‘Just what is it that makes today’s homes so different, so appealing?’ This is title of the famous Pop Art collage by English artist Richard Hamilton from 1956.
In it we see a body builder, a fashion model, a portrait of an unidentified Victorian man , a ‘young romance’ magazine cover, a hoover ad, a TV and a reel to reel tape recorder.
Hamilton’s image playfully mocks the way in which the saturation of media imagery influences the way we make our lifestyle choices.
Sixty years on, the satire looks fairly mild and humorous rather than disturbing. The world wide web has changed everything. TV and dumb magazine advertisements are the least of our worries.
Nowadays, with the information overload, our minds have become more nimble but the major drawback of all the online zapping is that we are rapidly becoming less capable of the kind of critical thinking that makes us unique individuals.
Nowadays, by the time kids reach 18 it is estimated that will have seen 500 hours of advertising spots while they will have spent just 5 thousand hours reading books.
Should we be concerned about this? Derrick de Kerckhove a Canadian born professor and disciple of Marshall McLuhan, thinks so.
The statistics about what he calls the “always-on hyperkids of today” are taken from de Kerckhove’s The Augmented Mind (40k, 2011).
In this short but cogently argued book he details how the rapid transformation of the digital world has re-wired our brains and fundamentally altered our behavior. One consequence of this is that “people are gradually delegating their capacity for imagining things on their own to processes that do their imagining for them”.
The internet is making people more curious yet, paradoxically, more passive too. We want to learn new stuff and be entertained at the same time.
Digital natives habitually think in images, not words, and having all the answers presented to us visually on a screen is very different from working out solutions for oneself in written texts.
De Kerkhove argues that a more active approach to learning is urgently needed: “The young person needs not only to inhabit the words and images, but to see herself as a performer of what she has learned, representing and owning the learning”.
He concludes: “People will keep control of their own lives and destinies as long as they keep reading”, a solution that is as logical as it is improbable. The fall in sales of physical books and the slow demise of public libraries proves that the lure of the regular ‘hit’ of e-knowledge is becoming dominant.
Online, we share, comment, seek followers and ‘friends’ to prove both we exist and are deserving of admiration.
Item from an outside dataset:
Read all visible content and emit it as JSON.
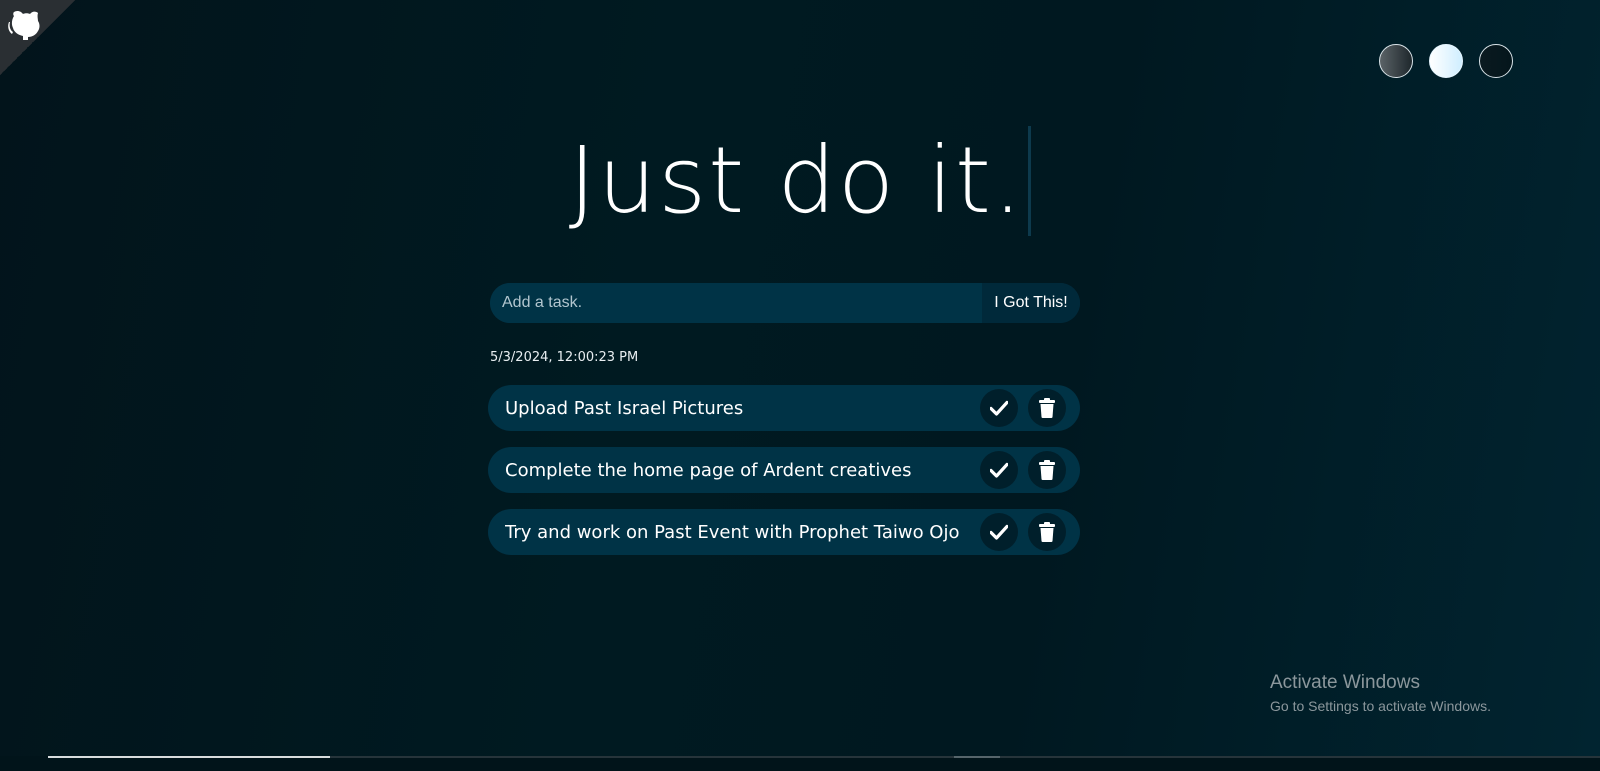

Richard Hamilton’s collage title could be therefore reframed for internet users as ‘Just what is it that makes me so different, so appealing?’
The answer, my friend, is floating in the Cloud ….. somewhere in Cyberspace.